Tracey said...

Carl,
Nice blog. Amelia is almost grown! I can't believe it!! You have accomplished so much and you should be so proud! I will keep you in our thoughts and prayers and most important. I am glad that you wear the armor!!

God Bless,
Tracey

Dad said...

Hi son.
Many of us civilians know that what you men and women do is difficult and dangerous but really don't know to what degree. Thanks for telling it like it is so we have a better understanding. And it's easier to explain to others when I can just go online and "show and tell".

Desert Flier said...

Thank you for the feedback......it's unbelievable to have a career that's gratifying on so many different levels......I'm blessed.....Stay in touch everyone...it's great to get feedback on my entries!

odette said...

Hey your patient isn't looking so good. Is her name Annie?!?! That was the name of the SIM-Patient when i learned CPR...
"ANNIE...ANNIE...ARE YOU OK??!?!"

Desert Flier said...

I named him Fred, because he was better off dead :-)

Dad said...

I just assumed that was one of the team members who had trouble on the Helo Dunker?

Odette said...

DAD! pretty funny! you guys are crackingme up here at work! LOL that HELO DUNK is pretty rough!

Bruce said...

Funny, I would be grateful for your instincts and care.
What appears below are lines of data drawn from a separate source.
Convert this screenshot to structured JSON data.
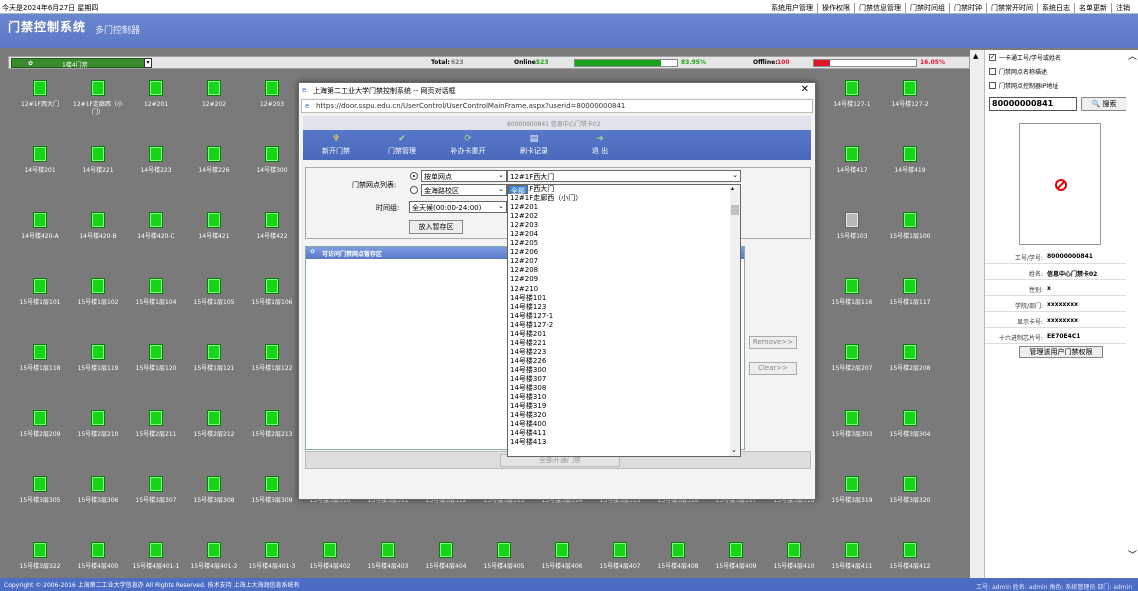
{
  "topbar": {
    "date": "今天是2024年6月27日 星期四",
    "menu": [
      "系统用户管理",
      "操作权限",
      "门禁信息管理",
      "门禁时间组",
      "门禁时钟",
      "门禁常开时间",
      "系统日志",
      "名单更新",
      "注销"
    ]
  },
  "banner": {
    "title": "门禁控制系统",
    "subtitle": "多门控制器"
  },
  "status": {
    "group": "1楼4门禁",
    "total_label": "Total:",
    "total": "623",
    "online_label": "Online:",
    "online": "523",
    "online_pct": "83.95%",
    "online_frac": 0.8395,
    "offline_label": "Offline:",
    "offline": "100",
    "offline_pct": "16.05%",
    "offline_frac": 0.1605,
    "online_color": "#1aa21a",
    "offline_color": "#e0162b"
  },
  "doors": [
    [
      "12#1F西大门",
      "12#1F走廊西（小门）",
      "12#201",
      "12#202",
      "12#203",
      "",
      "",
      "",
      "",
      "",
      "",
      "",
      "",
      "",
      "14号楼127-1",
      "14号楼127-2"
    ],
    [
      "14号楼201",
      "14号楼221",
      "14号楼223",
      "14号楼226",
      "14号楼300",
      "",
      "",
      "",
      "",
      "",
      "",
      "",
      "",
      "",
      "14号楼417",
      "14号楼419"
    ],
    [
      "14号楼420-A",
      "14号楼420-B",
      "14号楼420-C",
      "14号楼421",
      "14号楼422",
      "",
      "",
      "",
      "",
      "",
      "",
      "",
      "",
      "",
      "15号楼103",
      "15号楼1层100"
    ],
    [
      "15号楼1层101",
      "15号楼1层102",
      "15号楼1层104",
      "15号楼1层105",
      "15号楼1层106",
      "",
      "",
      "",
      "",
      "",
      "",
      "",
      "",
      "",
      "15号楼1层116",
      "15号楼1层117"
    ],
    [
      "15号楼1层118",
      "15号楼1层119",
      "15号楼1层120",
      "15号楼1层121",
      "15号楼1层122",
      "",
      "",
      "",
      "",
      "",
      "",
      "",
      "",
      "",
      "15号楼2层207",
      "15号楼2层208"
    ],
    [
      "15号楼2层209",
      "15号楼2层210",
      "15号楼2层211",
      "15号楼2层212",
      "15号楼2层213",
      "",
      "",
      "",
      "",
      "",
      "",
      "",
      "",
      "",
      "15号楼3层303",
      "15号楼3层304"
    ],
    [
      "15号楼3层305",
      "15号楼3层306",
      "15号楼3层307",
      "15号楼3层308",
      "15号楼3层309",
      "15号楼3层310",
      "15号楼3层311",
      "15号楼3层312",
      "15号楼3层313",
      "15号楼3层314",
      "15号楼3层315",
      "15号楼3层316",
      "15号楼3层317",
      "15号楼3层318",
      "15号楼3层319",
      "15号楼3层320"
    ],
    [
      "15号楼3层322",
      "15号楼4层400",
      "15号楼4层401-1",
      "15号楼4层401-2",
      "15号楼4层401-3",
      "15号楼4层402",
      "15号楼4层403",
      "15号楼4层404",
      "15号楼4层405",
      "15号楼4层406",
      "15号楼4层407",
      "15号楼4层408",
      "15号楼4层409",
      "15号楼4层410",
      "15号楼4层411",
      "15号楼4层412"
    ]
  ],
  "offline_doors": [
    "15号楼103"
  ],
  "right": {
    "checks": [
      {
        "label": "一卡通工号/学号或姓名",
        "checked": true
      },
      {
        "label": "门禁网点名称描述",
        "checked": false
      },
      {
        "label": "门禁网点控制器IP地址",
        "checked": false
      }
    ],
    "search_value": "80000000841",
    "search_label": "搜索",
    "info": [
      {
        "k": "工号/学号:",
        "v": "80000000841"
      },
      {
        "k": "姓名:",
        "v": "信息中心门禁卡02"
      },
      {
        "k": "性别:",
        "v": "x"
      },
      {
        "k": "学院/部门:",
        "v": "xxxxxxxx"
      },
      {
        "k": "显示卡号:",
        "v": "xxxxxxxx"
      },
      {
        "k": "十六进制芯片号:",
        "v": "EE70E4C1"
      }
    ],
    "perm_button": "管理该用户门禁权限"
  },
  "footer": {
    "copyright": "Copyright © 2006-2016  上海第二工业大学信息办 All Rights Reserved.    技术支持 上海上大海润信息系统有",
    "right": "工号: admin   姓名: admin   角色: 系统管理员   部门: admin"
  },
  "dialog": {
    "title": "上海第二工业大学门禁控制系统 -- 网页对话框",
    "close": "✕",
    "url": "https://door.sspu.edu.cn/UserControl/UserControlMainFrame.aspx?userid=80000000841",
    "sub": "80000000841   信息中心门禁卡02",
    "toolbar": [
      "新开门禁",
      "门禁管理",
      "补办卡重开",
      "刷卡记录",
      "退   出"
    ],
    "form": {
      "point_label": "门禁网点列表:",
      "radio1": "按单网点",
      "radio2": "金海路校区",
      "point_value": "12#1F西大门",
      "time_label": "时间组:",
      "time_value": "全天候(00:00-24:00)",
      "add_button": "放入暂存区"
    },
    "list_header": "可访问门禁网点暂存区",
    "remove_button": "Remove>>",
    "clear_button": "Clear>>",
    "open_all": "全部开通门禁"
  },
  "dropdown": {
    "selected": "全部",
    "options": [
      "全部",
      "12#1F西大门",
      "12#1F走廊西（小门）",
      "12#201",
      "12#202",
      "12#203",
      "12#204",
      "12#205",
      "12#206",
      "12#207",
      "12#208",
      "12#209",
      "12#210",
      "14号楼101",
      "14号楼123",
      "14号楼127-1",
      "14号楼127-2",
      "14号楼201",
      "14号楼221",
      "14号楼223",
      "14号楼226",
      "14号楼300",
      "14号楼307",
      "14号楼308",
      "14号楼310",
      "14号楼319",
      "14号楼320",
      "14号楼400",
      "14号楼411",
      "14号楼413"
    ]
  }
}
Your intentions and concern would go a long way knowing you the person.

When it is dark enough, you can see the stars. ~Ralph Waldo Emerson
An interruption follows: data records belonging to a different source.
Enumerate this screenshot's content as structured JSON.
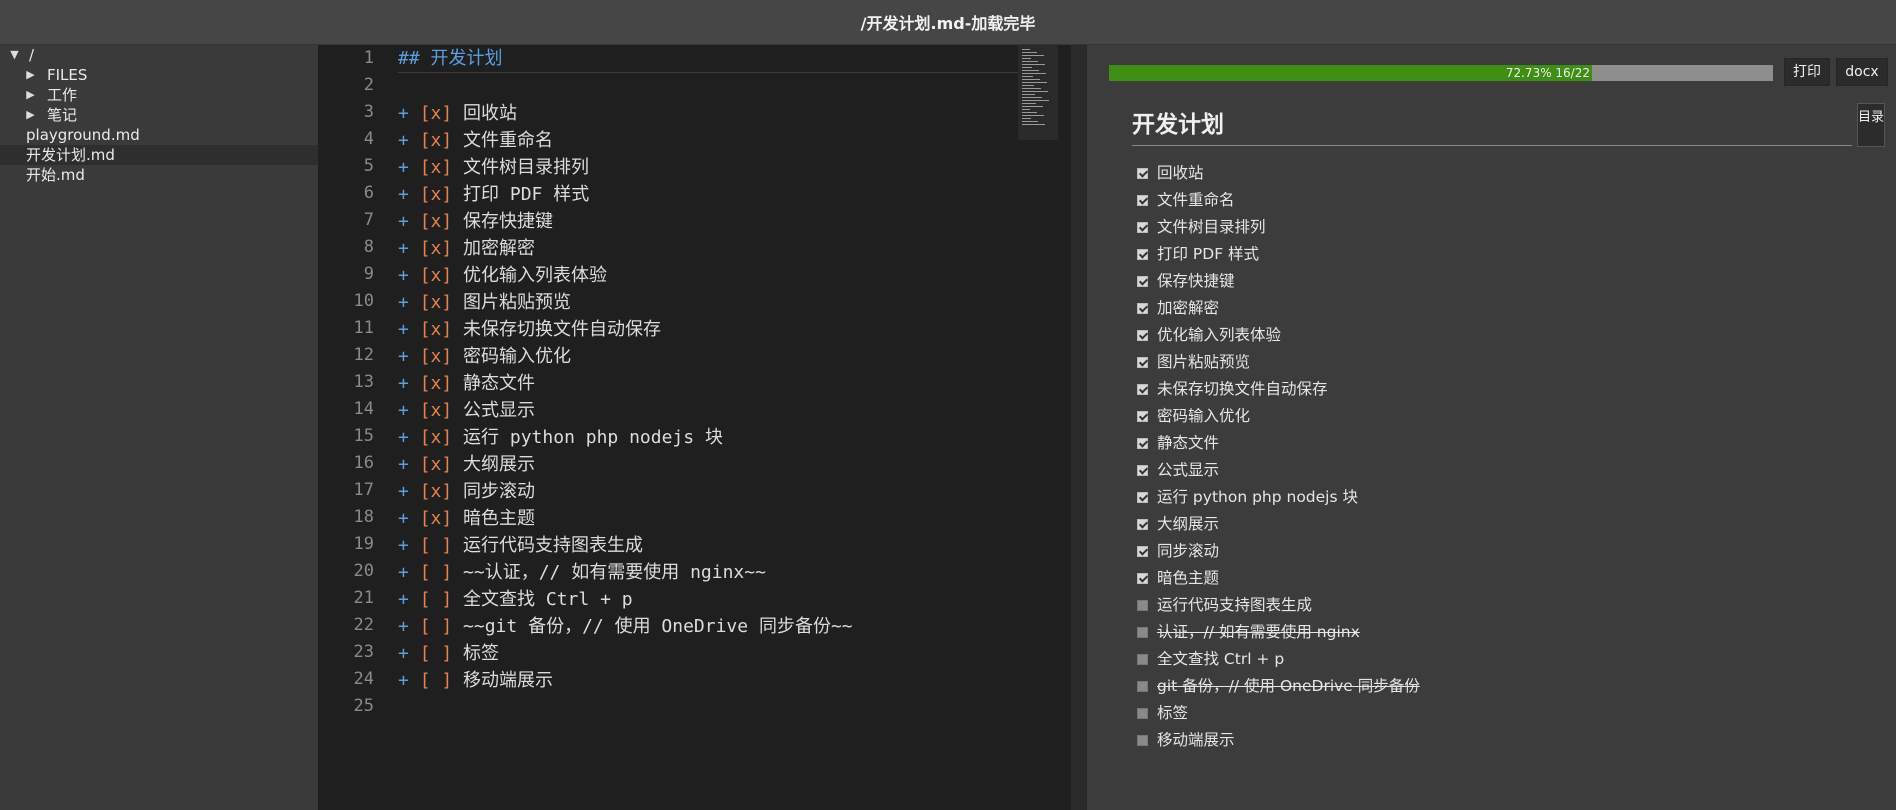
{
  "title": "/开发计划.md-加载完毕",
  "sidebar": {
    "root": "/",
    "items": [
      {
        "label": "FILES",
        "type": "folder"
      },
      {
        "label": "工作",
        "type": "folder"
      },
      {
        "label": "笔记",
        "type": "folder"
      },
      {
        "label": "playground.md",
        "type": "file"
      },
      {
        "label": "开发计划.md",
        "type": "file",
        "selected": true
      },
      {
        "label": "开始.md",
        "type": "file"
      }
    ]
  },
  "editor": {
    "line_numbers": [
      "1",
      "2",
      "3",
      "4",
      "5",
      "6",
      "7",
      "8",
      "9",
      "10",
      "11",
      "12",
      "13",
      "14",
      "15",
      "16",
      "17",
      "18",
      "19",
      "20",
      "21",
      "22",
      "23",
      "24",
      "25"
    ],
    "heading": {
      "hashes": "##",
      "text": "开发计划"
    },
    "lines": [
      {
        "mark": "[x]",
        "text": "回收站"
      },
      {
        "mark": "[x]",
        "text": "文件重命名"
      },
      {
        "mark": "[x]",
        "text": "文件树目录排列"
      },
      {
        "mark": "[x]",
        "text": "打印 PDF 样式"
      },
      {
        "mark": "[x]",
        "text": "保存快捷键"
      },
      {
        "mark": "[x]",
        "text": "加密解密"
      },
      {
        "mark": "[x]",
        "text": "优化输入列表体验"
      },
      {
        "mark": "[x]",
        "text": "图片粘贴预览"
      },
      {
        "mark": "[x]",
        "text": "未保存切换文件自动保存"
      },
      {
        "mark": "[x]",
        "text": "密码输入优化"
      },
      {
        "mark": "[x]",
        "text": "静态文件"
      },
      {
        "mark": "[x]",
        "text": "公式显示"
      },
      {
        "mark": "[x]",
        "text": "运行 python php nodejs 块"
      },
      {
        "mark": "[x]",
        "text": "大纲展示"
      },
      {
        "mark": "[x]",
        "text": "同步滚动"
      },
      {
        "mark": "[x]",
        "text": "暗色主题"
      },
      {
        "mark": "[ ]",
        "text": "运行代码支持图表生成"
      },
      {
        "mark": "[ ]",
        "text": "~~认证，// 如有需要使用 nginx~~"
      },
      {
        "mark": "[ ]",
        "text": "全文查找 Ctrl + p"
      },
      {
        "mark": "[ ]",
        "text": "~~git 备份，// 使用 OneDrive 同步备份~~"
      },
      {
        "mark": "[ ]",
        "text": "标签"
      },
      {
        "mark": "[ ]",
        "text": "移动端展示"
      }
    ],
    "plus": "+"
  },
  "preview": {
    "progress": {
      "fraction": 0.7273,
      "label": "72.73% 16/22"
    },
    "print_button": "打印",
    "docx_button": "docx",
    "doc_title": "开发计划",
    "toc_label": "目录",
    "tasks": [
      {
        "text": "回收站",
        "done": true
      },
      {
        "text": "文件重命名",
        "done": true
      },
      {
        "text": "文件树目录排列",
        "done": true
      },
      {
        "text": "打印 PDF 样式",
        "done": true
      },
      {
        "text": "保存快捷键",
        "done": true
      },
      {
        "text": "加密解密",
        "done": true
      },
      {
        "text": "优化输入列表体验",
        "done": true
      },
      {
        "text": "图片粘贴预览",
        "done": true
      },
      {
        "text": "未保存切换文件自动保存",
        "done": true
      },
      {
        "text": "密码输入优化",
        "done": true
      },
      {
        "text": "静态文件",
        "done": true
      },
      {
        "text": "公式显示",
        "done": true
      },
      {
        "text": "运行 python php nodejs 块",
        "done": true
      },
      {
        "text": "大纲展示",
        "done": true
      },
      {
        "text": "同步滚动",
        "done": true
      },
      {
        "text": "暗色主题",
        "done": true
      },
      {
        "text": "运行代码支持图表生成",
        "done": false
      },
      {
        "text": "认证，// 如有需要使用 nginx",
        "done": false,
        "strike": true
      },
      {
        "text": "全文查找 Ctrl + p",
        "done": false
      },
      {
        "text": "git 备份，// 使用 OneDrive 同步备份",
        "done": false,
        "strike": true
      },
      {
        "text": "标签",
        "done": false
      },
      {
        "text": "移动端展示",
        "done": false
      }
    ]
  }
}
Man performs and engenders so much more than he can or should have to bear. That's how he finds that he can bear anything. ~William Faulkner